- Mercado Juarez is the perfect place to explore with the family. You should wander until you get visual, olfactory, and taste overload. We walked around gathering the elements of a fabulous picnic and a few souvenirs: roasted peanuts, mole paste, tortillas, quesillo, bananas, fingernail clippers (not part of the picnic), and big chunks of chocolate. Don’t miss this purely Oaxacan experience!
- El Llano park was a great spot in the early evening. We wandered around for a couple of hours with Oaxaqueños roller skating, eating roasted corn, walking their dogs, and just chatting with one another. It was wonderful people-watching and was an experience made for locals and temporary locals like us.
- Another fun thing we often do is walk with no real direction. We saw a big white roof at the top of a hill so we felt our way through back alleys and steep walkways all the way up to an amazing view of the city and Auditorio Guelaguetza. The perspective on the city and surrounding mountains was breathtaking and we tried to trace our footsteps from different landmarks earlier in the day and where we were headed in the mountains the next day. We had quite an adventure on the way down…more on that soon.
- On our last day in Oaxaca City we had planned on going to Monte Alban. I realized that it was a Sunday (sometimes we lose track of the days when we are on vacation) and entrance is free to Mexicans on that day. Knowing that, getting there immediately when it opened at 8 am seemed like the best approach. After a rushed and decidedly unhealthy breakfast at a gas station, we were the first car in the parking lot. We paid our $5 entrance fee and ran across the field in the center of Zapotec and Mixtec life going back to 500 BC. The climb up the South Platform was fueled by the promise of seeing the sun rise on the empty ruins before the hundreds of tourists started trickling in. Fabulous and worth the early roll out of bed!

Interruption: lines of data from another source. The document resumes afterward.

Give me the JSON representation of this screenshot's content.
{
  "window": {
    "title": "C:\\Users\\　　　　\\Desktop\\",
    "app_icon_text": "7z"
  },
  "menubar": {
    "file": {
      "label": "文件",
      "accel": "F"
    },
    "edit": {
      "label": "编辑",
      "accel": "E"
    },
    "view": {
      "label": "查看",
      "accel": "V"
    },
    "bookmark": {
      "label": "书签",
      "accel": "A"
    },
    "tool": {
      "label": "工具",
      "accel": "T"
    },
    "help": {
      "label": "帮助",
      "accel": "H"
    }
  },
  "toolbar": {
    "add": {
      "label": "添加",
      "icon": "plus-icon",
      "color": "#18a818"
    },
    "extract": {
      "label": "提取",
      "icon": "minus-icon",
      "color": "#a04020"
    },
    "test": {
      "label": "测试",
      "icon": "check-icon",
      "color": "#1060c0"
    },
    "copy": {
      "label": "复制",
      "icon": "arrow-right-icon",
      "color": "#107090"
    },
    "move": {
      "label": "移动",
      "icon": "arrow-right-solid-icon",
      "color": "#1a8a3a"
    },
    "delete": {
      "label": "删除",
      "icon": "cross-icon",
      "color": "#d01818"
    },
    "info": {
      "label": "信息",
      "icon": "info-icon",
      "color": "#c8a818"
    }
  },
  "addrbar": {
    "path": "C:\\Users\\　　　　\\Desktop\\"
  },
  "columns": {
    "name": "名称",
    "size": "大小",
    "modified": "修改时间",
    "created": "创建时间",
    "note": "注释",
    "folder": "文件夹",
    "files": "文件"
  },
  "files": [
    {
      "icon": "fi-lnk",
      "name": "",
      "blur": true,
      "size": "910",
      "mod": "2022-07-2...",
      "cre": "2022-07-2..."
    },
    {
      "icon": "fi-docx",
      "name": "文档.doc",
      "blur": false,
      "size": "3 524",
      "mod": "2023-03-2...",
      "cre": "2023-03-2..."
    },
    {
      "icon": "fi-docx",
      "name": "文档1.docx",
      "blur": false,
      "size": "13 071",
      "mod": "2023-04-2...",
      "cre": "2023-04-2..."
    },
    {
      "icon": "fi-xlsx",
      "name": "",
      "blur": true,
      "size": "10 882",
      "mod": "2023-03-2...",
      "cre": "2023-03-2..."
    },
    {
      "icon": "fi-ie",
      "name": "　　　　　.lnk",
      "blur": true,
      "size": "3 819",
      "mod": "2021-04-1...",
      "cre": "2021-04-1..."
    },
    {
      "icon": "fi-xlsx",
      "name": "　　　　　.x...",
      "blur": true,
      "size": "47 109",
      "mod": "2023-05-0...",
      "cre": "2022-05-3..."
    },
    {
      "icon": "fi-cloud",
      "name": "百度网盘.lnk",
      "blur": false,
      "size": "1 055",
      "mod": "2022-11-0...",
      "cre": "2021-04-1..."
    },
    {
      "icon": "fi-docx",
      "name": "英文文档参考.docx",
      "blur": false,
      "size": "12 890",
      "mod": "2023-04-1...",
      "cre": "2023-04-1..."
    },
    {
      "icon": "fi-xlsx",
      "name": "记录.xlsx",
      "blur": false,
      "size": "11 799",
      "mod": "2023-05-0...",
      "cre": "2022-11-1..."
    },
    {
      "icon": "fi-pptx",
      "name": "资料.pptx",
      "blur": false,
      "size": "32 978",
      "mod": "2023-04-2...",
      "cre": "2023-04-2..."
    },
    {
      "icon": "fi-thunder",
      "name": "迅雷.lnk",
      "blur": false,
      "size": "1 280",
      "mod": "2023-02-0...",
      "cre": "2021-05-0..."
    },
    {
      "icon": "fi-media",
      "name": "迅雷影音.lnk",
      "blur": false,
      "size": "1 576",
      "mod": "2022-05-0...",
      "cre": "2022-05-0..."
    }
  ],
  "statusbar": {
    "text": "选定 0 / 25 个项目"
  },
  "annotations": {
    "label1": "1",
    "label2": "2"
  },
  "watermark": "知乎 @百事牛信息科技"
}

Cuajimoloyas, Latuvi, la Nevería, Benito Juárez
We worked with Sierra Norte to help us coordinate a four day hut-to-hut hike in the Zapotec communities of the Sierra Norte mountains. This group of communities, Pueblos Mancomunados, collaborates to create sustainable ecotourism that supports their members. They will customize your hikes based on time, distance, and activities you’d like to do. We hiked through the mountains from town to town with local guides learning about the flora, fauna, and culture. At the end of each day there was a cozy bunkhouse and loads of delicious food.
Elevation was definitely an issue the first day since we went from about 5,000 feet above sea level in Oaxaca City to nearly 11,000 feet in the village where we started our hike. The gorgeous scenery and flowers distracted us to some degree, but we probably could have used a little more time to acclimatize before we tackled the ambitious hike.
In between days of hiking we did a morning of horseback riding and rode a towering zipline over the village of Cuajimoloyos. We also visited some wonderful greenhouses, a trout farm, and learned to make mole on Rufina and Eli’s farm. Of course the biggest draw was always the puppies. I also took a traditional temazcal (a version of a sweat lodge) after a day of hiking.
Looking back, the Sierra Norte was a highlight of our trip. It offered real views into mountain life and opportunities to connect with the local guides. We were able to challenge ourselves physically and mentally and see what we were made of. For those thinking about this wonderful option I’d like to introduce a dose of reality – it was VERY difficult hiking for lowland weekend warrior-types. The altitude and climbing (how can there be so much *up*?) made for excellent nights of sleep. The rain on a couple of days added a new level of trial and some gastrointestinal distress made us look deep into our souls for our last bits of strength to climb the next incline. I’d consider your level of fitness and grit before building a full four days of this incomparable element into your trip. Probably not for small kids or the semi-fit.